"In this place it does not appear to me that by Elijah the soul is spoken of,
lest I should fall into the dogma of transmigration [reincarnation], which in
foreign to the church of God, and not handed down by the Apostles, nor anywhere
set forth in the Scriptures; for it is also in opposition to the saying that
'things seen are temporal', and that 'this age shall have a consummation,' and
also to the fulfillment of the saying, 'Heaven and earth shall pass away,' and
'the fashion of this world passeth away,' and 'the heavens shall perish,' and
what follows." (Origen, 474).

It is very clear that Origen did not believe in reincarnation and that his view, condemned at the Second Council of Constantinople, was that of pre-existence of souls. But the doctrine of the preexistence of souls and reincarnation are not necessarily the same thing; and Origen himself renounces the latter, saying that it was "not handed down by the apostles, nor anywhere set forth in Scriptures".

This is very significant because Origen lived long before both the Council of Nicea and the Second Council of Constantinople and he says that the Scriptures teach nothing about reincarnation! So we find that nothing concerning reincarnation was "struck from the Bible" or even "reinterpreted" at the church councils. It was never there in the first place. It would seem that the only witness for the prosecution has become a witness for the defense of the integrity of Scripture.


The accusations and implications made by Shirley MacLaine in her book Out on a Limb are that the Bible teaches, or taught reincarnation, but that the Church "struck" or "reinterpreted" those teachings from the Bible. We have seen that the accusations are clearly false, and the implications are deceptive.

Works Cited

"The Fifth Ecumenical Council". The Nicene and Post-Nicene Fathers. Second Series. Vol. 14. Grand Rapids: Eerdmans, 1981.

Geisler, Norman. Signs and Wonders. Wheaton: Tyndale, 1988.

Hippolytus. "The Extant Works and Fragments". The Ante-NiceneFathers. Vol. 5. Grand Rapids: Eerdmans, 1981.

Irenaeus. "Against Heresies". The Ante-Nicene Fathers. Vol. 1. Grand Rapids: Eerdmans,

Justin Martyr. "An Answer to the Jews". The Ante-Nicene Fathers. Vol. 1. Grand Rapids: Eerdmans, 1981.

Maclaine, Shirley. Out on a Limb. New York: Bantam Books, 1983.

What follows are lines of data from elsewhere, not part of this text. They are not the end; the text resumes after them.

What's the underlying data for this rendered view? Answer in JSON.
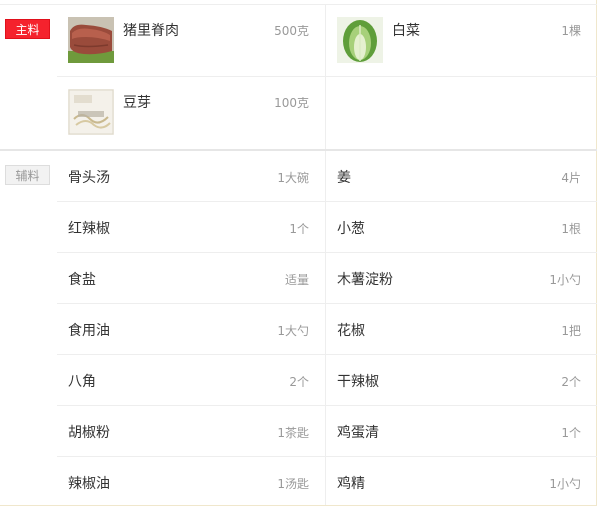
{
  "main_section": {
    "tag": "主料",
    "items": [
      {
        "name": "猪里脊肉",
        "amount": "500克",
        "icon": "pork-loin-photo"
      },
      {
        "name": "白菜",
        "amount": "1棵",
        "icon": "napa-cabbage-photo"
      },
      {
        "name": "豆芽",
        "amount": "100克",
        "icon": "bean-sprouts-photo"
      }
    ]
  },
  "aux_section": {
    "tag": "辅料",
    "items": [
      {
        "name": "骨头汤",
        "amount": "1大碗"
      },
      {
        "name": "姜",
        "amount": "4片"
      },
      {
        "name": "红辣椒",
        "amount": "1个"
      },
      {
        "name": "小葱",
        "amount": "1根"
      },
      {
        "name": "食盐",
        "amount": "适量"
      },
      {
        "name": "木薯淀粉",
        "amount": "1小勺"
      },
      {
        "name": "食用油",
        "amount": "1大勺"
      },
      {
        "name": "花椒",
        "amount": "1把"
      },
      {
        "name": "八角",
        "amount": "2个"
      },
      {
        "name": "干辣椒",
        "amount": "2个"
      },
      {
        "name": "胡椒粉",
        "amount": "1茶匙"
      },
      {
        "name": "鸡蛋清",
        "amount": "1个"
      },
      {
        "name": "辣椒油",
        "amount": "1汤匙"
      },
      {
        "name": "鸡精",
        "amount": "1小勺"
      }
    ]
  },
  "colors": {
    "main_tag_bg": "#f5222d",
    "aux_tag_bg": "#f2f2f2",
    "text": "#333333",
    "muted": "#999999",
    "border": "#eeeeee"
  }
}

Origen. "De Principilis". The Ante-Nicene Fathers. Vol. 4. Grand Rapids: Eerdmans, 1981.
---. "Commentary on Matthew". The Ante-Nicene Fathers. Vol. 10. Grand Rapids: Eerdmans, 1981.

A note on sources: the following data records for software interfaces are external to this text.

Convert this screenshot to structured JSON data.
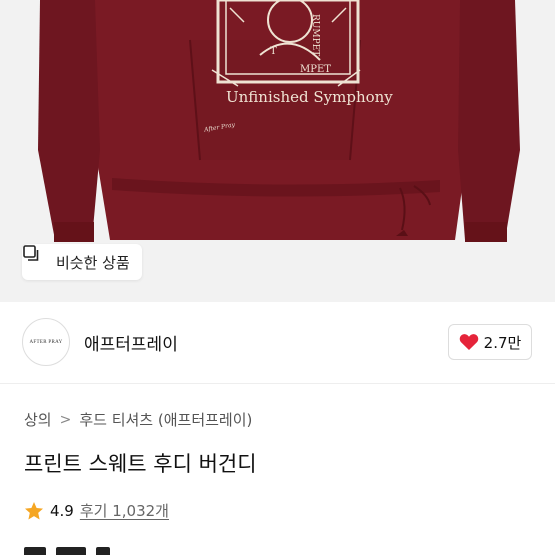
{
  "hero": {
    "print_text_1": "RUMPET",
    "print_text_2": "T",
    "print_text_3": "MPET",
    "print_text_4": "Unfinished Symphony",
    "signature": "After Pray",
    "similar_button_label": "비슷한 상품",
    "hoodie_color": "#7a1a24"
  },
  "brand": {
    "logo_text": "AFTER PRAY",
    "name": "애프터프레이",
    "like_count": "2.7만",
    "like_color": "#e5243a"
  },
  "breadcrumb": {
    "category": "상의",
    "separator": ">",
    "subcategory": "후드 티셔츠 (애프터프레이)"
  },
  "product": {
    "title": "프린트 스웨트 후디 버건디",
    "rating": "4.9",
    "reviews_label": "후기 1,032개",
    "star_color": "#f5a623"
  }
}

Smith, F. LaGard. Out on a Broken Limb. Eugene, OR: Harvest House, 1986.

Tertullian. "Scorpiace". The Ante-Nicene Fathers. Vol. 3. Grand Rapids: Eerdmans, 1981.

Weldon, John and Zola Levitt. UFO's; What on Earth is Happening? Irvine, CA: Harvest House, 1975.